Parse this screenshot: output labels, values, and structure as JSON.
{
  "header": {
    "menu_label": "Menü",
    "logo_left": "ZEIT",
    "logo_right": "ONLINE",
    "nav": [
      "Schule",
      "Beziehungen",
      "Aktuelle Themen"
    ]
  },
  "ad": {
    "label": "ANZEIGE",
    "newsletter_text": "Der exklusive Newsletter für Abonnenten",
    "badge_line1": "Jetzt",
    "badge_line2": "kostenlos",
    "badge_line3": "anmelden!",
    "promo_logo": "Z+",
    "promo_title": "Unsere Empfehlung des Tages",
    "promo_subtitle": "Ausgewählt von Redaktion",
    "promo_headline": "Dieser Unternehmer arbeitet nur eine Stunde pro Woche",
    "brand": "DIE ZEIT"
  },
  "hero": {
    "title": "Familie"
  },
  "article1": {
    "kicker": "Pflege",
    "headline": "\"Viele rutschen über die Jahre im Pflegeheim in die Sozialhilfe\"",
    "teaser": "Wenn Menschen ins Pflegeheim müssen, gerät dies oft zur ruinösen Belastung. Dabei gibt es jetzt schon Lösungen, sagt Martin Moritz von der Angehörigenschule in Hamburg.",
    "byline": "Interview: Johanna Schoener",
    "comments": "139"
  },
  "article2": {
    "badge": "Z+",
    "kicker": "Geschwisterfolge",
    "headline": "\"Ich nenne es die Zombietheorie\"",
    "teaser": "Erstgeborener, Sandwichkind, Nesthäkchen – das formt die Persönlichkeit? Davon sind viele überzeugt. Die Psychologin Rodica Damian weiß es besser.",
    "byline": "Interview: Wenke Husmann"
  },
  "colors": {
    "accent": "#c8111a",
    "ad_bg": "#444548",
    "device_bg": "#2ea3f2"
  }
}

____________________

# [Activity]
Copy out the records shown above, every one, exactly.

# [Output for this exercise]
Parse this screenshot: output labels, values, and structure as JSON.
{
  "header": {
    "menu_label": "Menü",
    "logo_left": "ZEIT",
    "logo_right": "ONLINE",
    "nav": [
      "Schule",
      "Beziehungen",
      "Aktuelle Themen"
    ]
  },
  "ad": {
    "label": "ANZEIGE",
    "newsletter_text": "Der exklusive Newsletter für Abonnenten",
    "badge_line1": "Jetzt",
    "badge_line2": "kostenlos",
    "badge_line3": "anmelden!",
    "promo_logo": "Z+",
    "promo_title": "Unsere Empfehlung des Tages",
    "promo_subtitle": "Ausgewählt von Redaktion",
    "promo_headline": "Dieser Unternehmer arbeitet nur eine Stunde pro Woche",
    "brand": "DIE ZEIT"
  },
  "hero": {
    "title": "Familie"
  },
  "article1": {
    "kicker": "Pflege",
    "headline": "\"Viele rutschen über die Jahre im Pflegeheim in die Sozialhilfe\"",
    "teaser": "Wenn Menschen ins Pflegeheim müssen, gerät dies oft zur ruinösen Belastung. Dabei gibt es jetzt schon Lösungen, sagt Martin Moritz von der Angehörigenschule in Hamburg.",
    "byline": "Interview: Johanna Schoener",
    "comments": "139"
  },
  "article2": {
    "badge": "Z+",
    "kicker": "Geschwisterfolge",
    "headline": "\"Ich nenne es die Zombietheorie\"",
    "teaser": "Erstgeborener, Sandwichkind, Nesthäkchen – das formt die Persönlichkeit? Davon sind viele überzeugt. Die Psychologin Rodica Damian weiß es besser.",
    "byline": "Interview: Wenke Husmann"
  },
  "colors": {
    "accent": "#c8111a",
    "ad_bg": "#444548",
    "device_bg": "#2ea3f2"
  }
}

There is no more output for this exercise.